Please show all lines of the records that include "minimize".

[Web page and app entries]
[Start of section]
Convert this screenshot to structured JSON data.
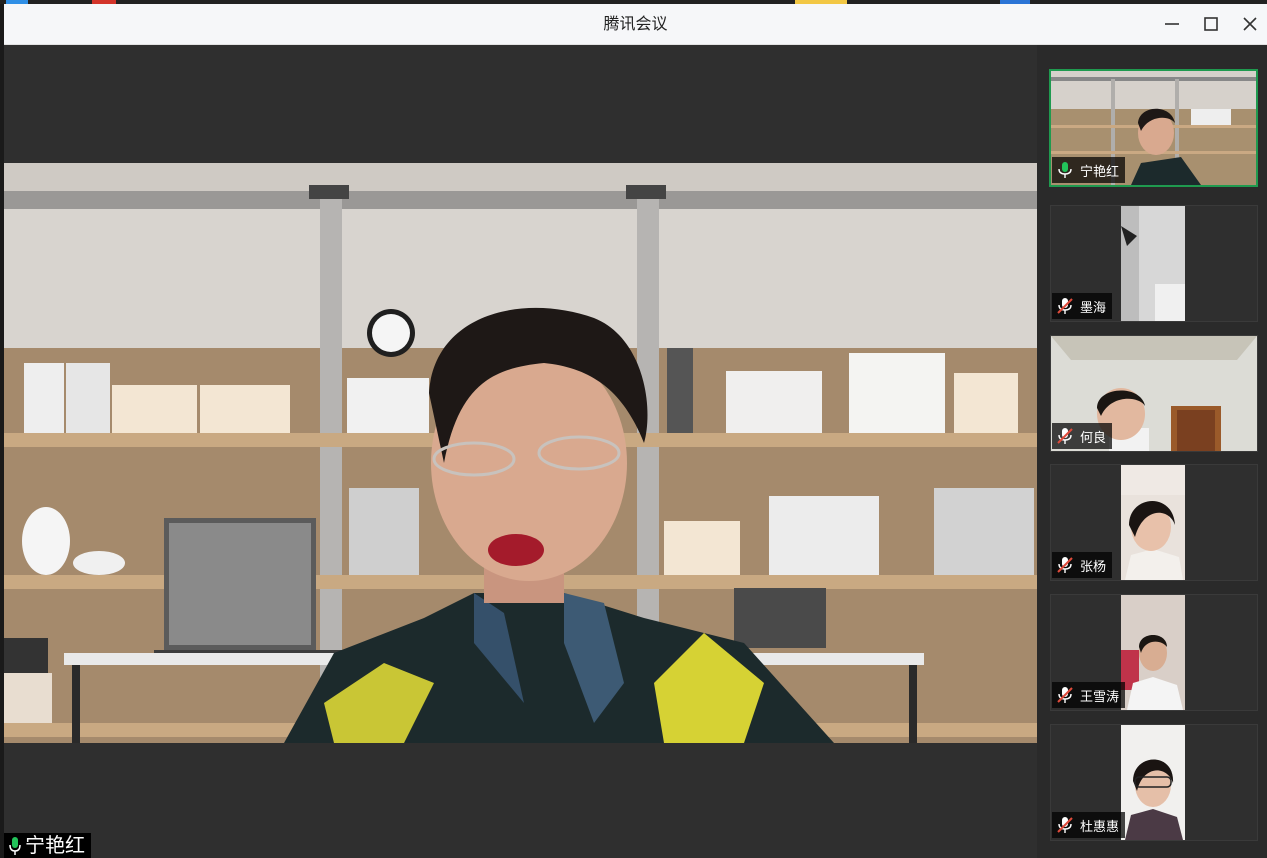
{
  "window": {
    "title": "腾讯会议"
  },
  "window_controls": [
    {
      "name": "minimize-button",
      "icon": "minimize-icon"
    },
    {
      "name": "maximize-button",
      "icon": "maximize-icon"
    },
    {
      "name": "close-button",
      "icon": "close-icon"
    }
  ],
  "main_speaker": {
    "name": "宁艳红",
    "mic_state": "on",
    "mic_icon": "microphone-on-icon"
  },
  "participants": [
    {
      "name": "宁艳红",
      "mic_state": "on",
      "active": true
    },
    {
      "name": "墨海",
      "mic_state": "muted"
    },
    {
      "name": "何良",
      "mic_state": "muted"
    },
    {
      "name": "张杨",
      "mic_state": "muted"
    },
    {
      "name": "王雪涛",
      "mic_state": "muted"
    },
    {
      "name": "杜惠惠",
      "mic_state": "muted"
    }
  ],
  "colors": {
    "active_border": "#1f9a4f",
    "mic_on": "#22c35a",
    "mic_muted": "#e14b3b",
    "stage_bg": "#2f2f2f",
    "titlebar_bg": "#f6f7f9"
  }
}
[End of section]
*Result for this task*.
      "name": "minimize-button",
      "icon": "minimize-icon"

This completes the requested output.